Stag Lord said:
Well =- i have to admit that I am kind of pumped to see this movie. There is no way the film adaptation can capture the depth and nuance of the comics, but the visual mpact should still be there.
I do wionder if the movie will pack much of a punch thematically. As i have emntioned here on these boards before - re-reading the books left me a little underwhelmed. The urgency and immediacy of the plot had been diminished with the passage of time and real life events.
See, I don't see it in the same light. The story brings me back to the 80s, and the cold war paranoia (which, in many ways, is similar to the threat of terrorim today, or even the posible resurgence of a "super-power" Russia, as Putin seems to be bent on). I had this same quick discussion with a guy I work with today who also brought up the 80s Cold War bit, and I related it to 1984 -- just because we have progressed past the time of the story, doesn't mean the story itself is any less impactful.
The whole reason for Veidt's actions to bring about peace are all based on the idea of Mutual Assured Destruction, which is definetly a Cold War/80's concept. Yet the history of the characters, the themes they represent, the innovations of the story -- and here I refer primarily to things like the interwoven Black Freighter meta-story, the end of chapter supplemental materials, the near subliminal repetition of the blood on smily face image reflected in everything from coffee cups to snow globes -- these are the thigns tht make the comic timeless. And, ultimately, what makes the original story itself unfilmable. Thus, any film version of Watchmen is simply a re-imagining of the story. And that's fine with me.
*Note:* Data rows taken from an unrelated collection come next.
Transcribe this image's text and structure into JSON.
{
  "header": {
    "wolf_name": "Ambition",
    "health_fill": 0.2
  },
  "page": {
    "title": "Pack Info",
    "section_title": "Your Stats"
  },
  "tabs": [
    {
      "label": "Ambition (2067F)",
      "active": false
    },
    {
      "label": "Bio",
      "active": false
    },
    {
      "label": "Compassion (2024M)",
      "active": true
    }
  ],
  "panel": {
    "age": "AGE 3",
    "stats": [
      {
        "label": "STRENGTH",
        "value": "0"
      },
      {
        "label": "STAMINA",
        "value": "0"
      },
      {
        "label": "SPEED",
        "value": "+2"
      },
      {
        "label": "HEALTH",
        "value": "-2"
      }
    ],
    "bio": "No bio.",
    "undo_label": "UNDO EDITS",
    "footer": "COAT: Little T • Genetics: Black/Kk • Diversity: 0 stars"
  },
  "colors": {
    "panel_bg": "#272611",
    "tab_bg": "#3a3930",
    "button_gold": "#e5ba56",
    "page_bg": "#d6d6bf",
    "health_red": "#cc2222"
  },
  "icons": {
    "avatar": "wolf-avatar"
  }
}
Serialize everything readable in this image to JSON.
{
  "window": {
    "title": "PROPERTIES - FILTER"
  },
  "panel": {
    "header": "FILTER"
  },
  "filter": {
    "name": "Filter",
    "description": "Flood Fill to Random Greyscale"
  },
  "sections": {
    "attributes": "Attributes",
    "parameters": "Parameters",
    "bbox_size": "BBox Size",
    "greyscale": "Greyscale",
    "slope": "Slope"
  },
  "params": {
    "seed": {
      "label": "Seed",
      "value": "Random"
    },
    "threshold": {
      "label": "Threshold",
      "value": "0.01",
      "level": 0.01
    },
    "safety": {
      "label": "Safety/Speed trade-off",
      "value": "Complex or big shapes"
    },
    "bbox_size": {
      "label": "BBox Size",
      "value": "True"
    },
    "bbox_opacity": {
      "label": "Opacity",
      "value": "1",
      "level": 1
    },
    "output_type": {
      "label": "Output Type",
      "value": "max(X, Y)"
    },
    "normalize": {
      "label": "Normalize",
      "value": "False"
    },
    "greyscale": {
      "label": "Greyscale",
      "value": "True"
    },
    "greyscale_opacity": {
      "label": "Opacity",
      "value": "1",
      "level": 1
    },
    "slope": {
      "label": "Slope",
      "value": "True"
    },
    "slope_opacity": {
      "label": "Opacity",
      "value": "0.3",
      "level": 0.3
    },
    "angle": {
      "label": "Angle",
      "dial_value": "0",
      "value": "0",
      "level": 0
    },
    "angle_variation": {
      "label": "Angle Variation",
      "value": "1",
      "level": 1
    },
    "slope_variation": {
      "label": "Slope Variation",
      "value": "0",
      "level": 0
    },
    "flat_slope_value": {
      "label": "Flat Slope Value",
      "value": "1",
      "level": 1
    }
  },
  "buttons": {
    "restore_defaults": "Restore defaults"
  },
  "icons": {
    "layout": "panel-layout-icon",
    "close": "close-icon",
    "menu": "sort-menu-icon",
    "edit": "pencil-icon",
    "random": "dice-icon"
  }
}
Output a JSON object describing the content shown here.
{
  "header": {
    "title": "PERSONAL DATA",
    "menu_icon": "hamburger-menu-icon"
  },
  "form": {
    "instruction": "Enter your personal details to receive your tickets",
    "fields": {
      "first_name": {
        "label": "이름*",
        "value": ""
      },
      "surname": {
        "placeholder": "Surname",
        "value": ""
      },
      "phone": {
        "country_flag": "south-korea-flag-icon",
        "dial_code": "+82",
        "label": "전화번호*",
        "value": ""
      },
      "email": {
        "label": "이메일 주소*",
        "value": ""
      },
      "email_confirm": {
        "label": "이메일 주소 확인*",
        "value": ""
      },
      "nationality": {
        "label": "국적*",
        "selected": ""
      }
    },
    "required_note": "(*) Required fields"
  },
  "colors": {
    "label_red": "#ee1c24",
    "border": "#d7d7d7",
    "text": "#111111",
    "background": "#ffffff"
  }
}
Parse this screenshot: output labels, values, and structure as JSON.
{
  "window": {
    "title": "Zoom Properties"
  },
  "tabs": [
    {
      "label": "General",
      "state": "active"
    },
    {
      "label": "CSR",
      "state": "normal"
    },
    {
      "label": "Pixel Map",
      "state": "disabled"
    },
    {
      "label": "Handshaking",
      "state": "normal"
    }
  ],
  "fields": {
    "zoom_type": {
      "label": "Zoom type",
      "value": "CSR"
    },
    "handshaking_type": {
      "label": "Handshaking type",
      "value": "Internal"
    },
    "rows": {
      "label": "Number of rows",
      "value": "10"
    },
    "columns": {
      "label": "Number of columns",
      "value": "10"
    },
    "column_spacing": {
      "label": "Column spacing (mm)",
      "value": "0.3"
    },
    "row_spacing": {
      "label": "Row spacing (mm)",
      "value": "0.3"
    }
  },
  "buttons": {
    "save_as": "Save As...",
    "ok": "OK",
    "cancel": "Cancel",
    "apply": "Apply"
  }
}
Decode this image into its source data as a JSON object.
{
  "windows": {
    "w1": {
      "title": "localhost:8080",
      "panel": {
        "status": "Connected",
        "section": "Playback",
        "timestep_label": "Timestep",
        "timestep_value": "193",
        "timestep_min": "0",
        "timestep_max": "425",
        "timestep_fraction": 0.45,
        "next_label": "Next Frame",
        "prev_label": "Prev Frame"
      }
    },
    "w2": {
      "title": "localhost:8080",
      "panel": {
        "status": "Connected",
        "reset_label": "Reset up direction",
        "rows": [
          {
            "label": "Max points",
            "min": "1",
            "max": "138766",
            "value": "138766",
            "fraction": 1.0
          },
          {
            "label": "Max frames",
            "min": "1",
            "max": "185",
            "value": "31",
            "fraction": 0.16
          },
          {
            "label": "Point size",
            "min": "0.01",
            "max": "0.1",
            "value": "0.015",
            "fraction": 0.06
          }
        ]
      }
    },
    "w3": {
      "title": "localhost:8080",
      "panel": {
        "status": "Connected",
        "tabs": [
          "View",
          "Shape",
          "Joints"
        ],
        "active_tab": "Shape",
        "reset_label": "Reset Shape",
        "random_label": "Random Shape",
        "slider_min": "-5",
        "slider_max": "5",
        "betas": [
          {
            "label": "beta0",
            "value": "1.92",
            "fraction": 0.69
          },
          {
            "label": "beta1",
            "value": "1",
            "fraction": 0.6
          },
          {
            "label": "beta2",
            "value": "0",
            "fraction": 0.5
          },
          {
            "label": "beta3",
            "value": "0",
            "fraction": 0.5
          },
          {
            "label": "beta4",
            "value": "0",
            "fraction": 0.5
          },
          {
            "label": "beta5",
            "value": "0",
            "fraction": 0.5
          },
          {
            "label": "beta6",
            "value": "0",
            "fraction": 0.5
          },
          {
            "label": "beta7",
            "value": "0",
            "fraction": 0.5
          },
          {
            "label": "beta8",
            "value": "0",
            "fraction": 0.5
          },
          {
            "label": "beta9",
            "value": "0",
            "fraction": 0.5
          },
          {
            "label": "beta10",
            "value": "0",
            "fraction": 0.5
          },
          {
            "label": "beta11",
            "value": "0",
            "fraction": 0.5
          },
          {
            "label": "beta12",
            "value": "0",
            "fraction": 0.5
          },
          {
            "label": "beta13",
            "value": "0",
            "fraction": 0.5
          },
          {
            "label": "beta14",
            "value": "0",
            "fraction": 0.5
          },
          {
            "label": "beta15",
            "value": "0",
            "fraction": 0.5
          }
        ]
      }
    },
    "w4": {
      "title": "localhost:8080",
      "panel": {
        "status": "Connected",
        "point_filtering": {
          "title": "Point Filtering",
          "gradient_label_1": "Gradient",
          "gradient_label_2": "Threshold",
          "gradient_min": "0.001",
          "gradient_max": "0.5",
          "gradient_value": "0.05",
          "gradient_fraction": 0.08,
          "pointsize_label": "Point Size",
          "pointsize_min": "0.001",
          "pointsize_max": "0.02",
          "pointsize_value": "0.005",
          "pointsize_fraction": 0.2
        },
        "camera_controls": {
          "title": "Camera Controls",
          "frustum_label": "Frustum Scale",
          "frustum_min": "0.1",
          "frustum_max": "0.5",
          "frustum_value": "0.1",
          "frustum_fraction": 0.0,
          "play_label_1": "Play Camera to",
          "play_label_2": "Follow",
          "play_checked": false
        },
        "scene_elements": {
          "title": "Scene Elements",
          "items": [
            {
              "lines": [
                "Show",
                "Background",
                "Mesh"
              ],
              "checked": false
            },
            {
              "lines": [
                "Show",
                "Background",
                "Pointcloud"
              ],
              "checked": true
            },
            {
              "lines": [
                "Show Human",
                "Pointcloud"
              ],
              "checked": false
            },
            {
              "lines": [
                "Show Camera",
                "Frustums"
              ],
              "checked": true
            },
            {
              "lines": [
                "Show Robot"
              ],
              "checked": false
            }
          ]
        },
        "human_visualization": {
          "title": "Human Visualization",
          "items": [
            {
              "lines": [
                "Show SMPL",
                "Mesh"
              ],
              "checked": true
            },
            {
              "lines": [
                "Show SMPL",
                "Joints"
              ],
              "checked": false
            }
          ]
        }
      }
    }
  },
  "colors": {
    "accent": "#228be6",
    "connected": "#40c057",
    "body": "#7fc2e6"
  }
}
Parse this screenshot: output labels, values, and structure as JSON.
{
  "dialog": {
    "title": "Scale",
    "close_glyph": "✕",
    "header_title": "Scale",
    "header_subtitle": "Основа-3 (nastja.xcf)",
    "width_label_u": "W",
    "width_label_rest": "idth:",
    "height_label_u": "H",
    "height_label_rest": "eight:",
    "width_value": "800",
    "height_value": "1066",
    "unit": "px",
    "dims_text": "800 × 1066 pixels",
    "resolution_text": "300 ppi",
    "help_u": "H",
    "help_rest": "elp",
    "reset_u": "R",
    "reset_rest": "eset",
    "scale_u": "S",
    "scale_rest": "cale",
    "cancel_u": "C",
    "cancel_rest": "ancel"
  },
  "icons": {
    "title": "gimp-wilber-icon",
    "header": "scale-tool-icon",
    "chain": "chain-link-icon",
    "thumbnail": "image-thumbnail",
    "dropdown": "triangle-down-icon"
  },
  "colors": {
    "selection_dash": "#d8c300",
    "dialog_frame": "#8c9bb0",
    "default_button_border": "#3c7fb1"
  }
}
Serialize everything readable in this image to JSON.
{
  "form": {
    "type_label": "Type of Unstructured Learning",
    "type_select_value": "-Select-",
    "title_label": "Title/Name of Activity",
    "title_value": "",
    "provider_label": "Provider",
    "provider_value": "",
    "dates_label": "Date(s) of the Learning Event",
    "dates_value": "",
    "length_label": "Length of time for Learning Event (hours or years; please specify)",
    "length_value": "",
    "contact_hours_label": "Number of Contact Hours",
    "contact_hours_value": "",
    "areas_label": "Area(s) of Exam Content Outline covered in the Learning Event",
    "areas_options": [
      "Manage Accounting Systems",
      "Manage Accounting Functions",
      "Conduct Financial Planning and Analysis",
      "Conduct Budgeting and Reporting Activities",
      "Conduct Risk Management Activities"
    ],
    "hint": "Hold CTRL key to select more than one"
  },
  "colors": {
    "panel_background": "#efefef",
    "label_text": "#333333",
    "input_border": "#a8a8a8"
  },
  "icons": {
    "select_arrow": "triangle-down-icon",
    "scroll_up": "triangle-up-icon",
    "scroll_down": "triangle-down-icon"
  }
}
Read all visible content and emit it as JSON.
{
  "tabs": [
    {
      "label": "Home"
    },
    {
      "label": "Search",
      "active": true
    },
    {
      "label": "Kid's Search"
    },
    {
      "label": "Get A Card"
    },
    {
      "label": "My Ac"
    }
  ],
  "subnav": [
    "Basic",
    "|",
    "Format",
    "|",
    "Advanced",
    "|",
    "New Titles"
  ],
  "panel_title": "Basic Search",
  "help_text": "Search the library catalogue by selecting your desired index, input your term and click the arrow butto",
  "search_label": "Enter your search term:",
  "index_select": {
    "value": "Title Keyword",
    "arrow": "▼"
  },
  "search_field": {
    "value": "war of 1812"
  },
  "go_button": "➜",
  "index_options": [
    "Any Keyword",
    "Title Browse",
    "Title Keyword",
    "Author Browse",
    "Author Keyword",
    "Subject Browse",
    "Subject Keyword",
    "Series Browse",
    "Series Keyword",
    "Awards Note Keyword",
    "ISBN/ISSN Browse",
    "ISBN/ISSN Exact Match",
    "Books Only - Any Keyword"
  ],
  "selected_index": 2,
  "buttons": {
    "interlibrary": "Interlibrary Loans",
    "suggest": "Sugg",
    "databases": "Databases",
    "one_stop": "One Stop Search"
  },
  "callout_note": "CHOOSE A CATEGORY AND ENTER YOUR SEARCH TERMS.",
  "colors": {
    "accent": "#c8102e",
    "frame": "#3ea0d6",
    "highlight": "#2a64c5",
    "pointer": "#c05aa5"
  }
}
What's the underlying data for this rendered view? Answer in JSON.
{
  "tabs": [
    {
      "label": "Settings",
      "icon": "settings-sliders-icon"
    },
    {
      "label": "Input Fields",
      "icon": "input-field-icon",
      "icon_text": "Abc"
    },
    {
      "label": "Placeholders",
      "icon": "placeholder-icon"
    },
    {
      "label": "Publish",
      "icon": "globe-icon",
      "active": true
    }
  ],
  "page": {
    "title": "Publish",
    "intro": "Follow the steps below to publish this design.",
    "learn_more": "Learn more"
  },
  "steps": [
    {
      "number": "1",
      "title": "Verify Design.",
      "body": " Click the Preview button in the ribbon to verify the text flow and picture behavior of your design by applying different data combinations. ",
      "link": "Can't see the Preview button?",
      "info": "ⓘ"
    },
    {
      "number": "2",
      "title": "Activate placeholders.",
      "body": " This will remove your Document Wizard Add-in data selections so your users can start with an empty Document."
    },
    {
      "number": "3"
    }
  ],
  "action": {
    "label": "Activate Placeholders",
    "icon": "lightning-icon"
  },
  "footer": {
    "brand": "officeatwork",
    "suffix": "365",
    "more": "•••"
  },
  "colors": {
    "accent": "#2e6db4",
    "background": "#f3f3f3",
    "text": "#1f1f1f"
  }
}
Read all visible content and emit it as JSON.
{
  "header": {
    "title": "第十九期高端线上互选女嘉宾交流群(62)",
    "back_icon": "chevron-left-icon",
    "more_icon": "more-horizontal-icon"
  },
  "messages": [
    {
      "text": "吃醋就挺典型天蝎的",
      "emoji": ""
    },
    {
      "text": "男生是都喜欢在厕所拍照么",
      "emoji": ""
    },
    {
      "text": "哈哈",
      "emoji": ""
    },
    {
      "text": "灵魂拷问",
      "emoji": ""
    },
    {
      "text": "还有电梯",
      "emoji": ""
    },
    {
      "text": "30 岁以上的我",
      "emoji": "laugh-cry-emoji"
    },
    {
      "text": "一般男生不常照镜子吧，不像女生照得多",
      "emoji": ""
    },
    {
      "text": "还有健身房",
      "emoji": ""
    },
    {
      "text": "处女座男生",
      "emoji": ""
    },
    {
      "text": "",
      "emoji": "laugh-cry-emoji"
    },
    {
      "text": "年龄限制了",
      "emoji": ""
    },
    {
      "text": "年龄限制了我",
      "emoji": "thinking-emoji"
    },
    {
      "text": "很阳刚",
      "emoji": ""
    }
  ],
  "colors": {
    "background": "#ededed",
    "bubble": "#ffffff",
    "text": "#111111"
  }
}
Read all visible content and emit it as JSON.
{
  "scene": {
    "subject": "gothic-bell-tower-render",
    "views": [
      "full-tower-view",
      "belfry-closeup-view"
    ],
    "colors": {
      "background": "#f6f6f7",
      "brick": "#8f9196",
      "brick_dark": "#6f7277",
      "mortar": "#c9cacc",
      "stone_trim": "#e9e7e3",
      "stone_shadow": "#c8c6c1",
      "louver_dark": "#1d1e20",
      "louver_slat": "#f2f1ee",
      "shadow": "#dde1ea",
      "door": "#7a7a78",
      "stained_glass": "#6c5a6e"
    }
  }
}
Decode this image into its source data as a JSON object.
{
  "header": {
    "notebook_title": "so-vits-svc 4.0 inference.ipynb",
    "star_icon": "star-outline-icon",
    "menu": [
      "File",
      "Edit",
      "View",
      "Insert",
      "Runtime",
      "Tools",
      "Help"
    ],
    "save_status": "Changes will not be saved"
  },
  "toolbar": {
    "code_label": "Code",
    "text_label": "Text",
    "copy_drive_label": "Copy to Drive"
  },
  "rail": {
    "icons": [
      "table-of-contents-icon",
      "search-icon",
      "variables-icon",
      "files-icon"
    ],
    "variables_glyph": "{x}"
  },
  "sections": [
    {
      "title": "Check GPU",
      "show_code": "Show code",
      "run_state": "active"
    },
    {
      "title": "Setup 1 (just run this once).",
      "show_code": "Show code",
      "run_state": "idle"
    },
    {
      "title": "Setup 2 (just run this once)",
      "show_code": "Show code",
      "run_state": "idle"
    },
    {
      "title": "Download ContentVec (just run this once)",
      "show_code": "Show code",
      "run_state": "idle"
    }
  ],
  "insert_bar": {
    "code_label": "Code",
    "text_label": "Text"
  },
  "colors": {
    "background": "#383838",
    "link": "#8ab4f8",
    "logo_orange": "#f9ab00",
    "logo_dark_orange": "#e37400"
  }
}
There were plenty of people involved with the prject who wanted to update the movie to the modern day, to set it against the War on Terror instead of the Cold War. heck, I wasted hours figuring out the ways to do this in the story. You don't have to change anything about the outcome of the story, just the reason why Veidt feels he has to force the world to accept peace. But then it really wouldn't be Watchmen.
I'm glad that Zack has taken the view that he needs to keep as many elements as possible for the movie. I'm a little saddened that we won't see the Giant Squid in the film (just like I was disappointed that Galactus was just a cloud of Space Dust and not some gigantic humanoidal figure in the last FF film), but I want to see what Zack and team came up with. About 12-15 years I picked up a bootleg script writen by Sam Hamm from a previous attempt at making the film -- and it was horrendous! It changed so much about the characters, totally ignored the Sally-Eddie-Laurie triangle that was such an integral part of the story, and the ending was all about Veidt trying to change time to stop Jon from becoming Dr. Manhattan (and the worst ending I have ever read). But what I have seen about this movie gives me great hope.
Watchmen is my favorite comic book of all time. I re-read it last July, and everytime I do this I discover something new abot the story, or something I forgot. I have suggested this comic to many people -- some don't "get it" right away, and stop reading after a few issues. But even people who weren't born when the story was first written by the end understand the story, and are blown away by it. It may have lost something over time, but I don't think the story itself suffers for being tied into the 80s. And I fully expect this movie to be awesome!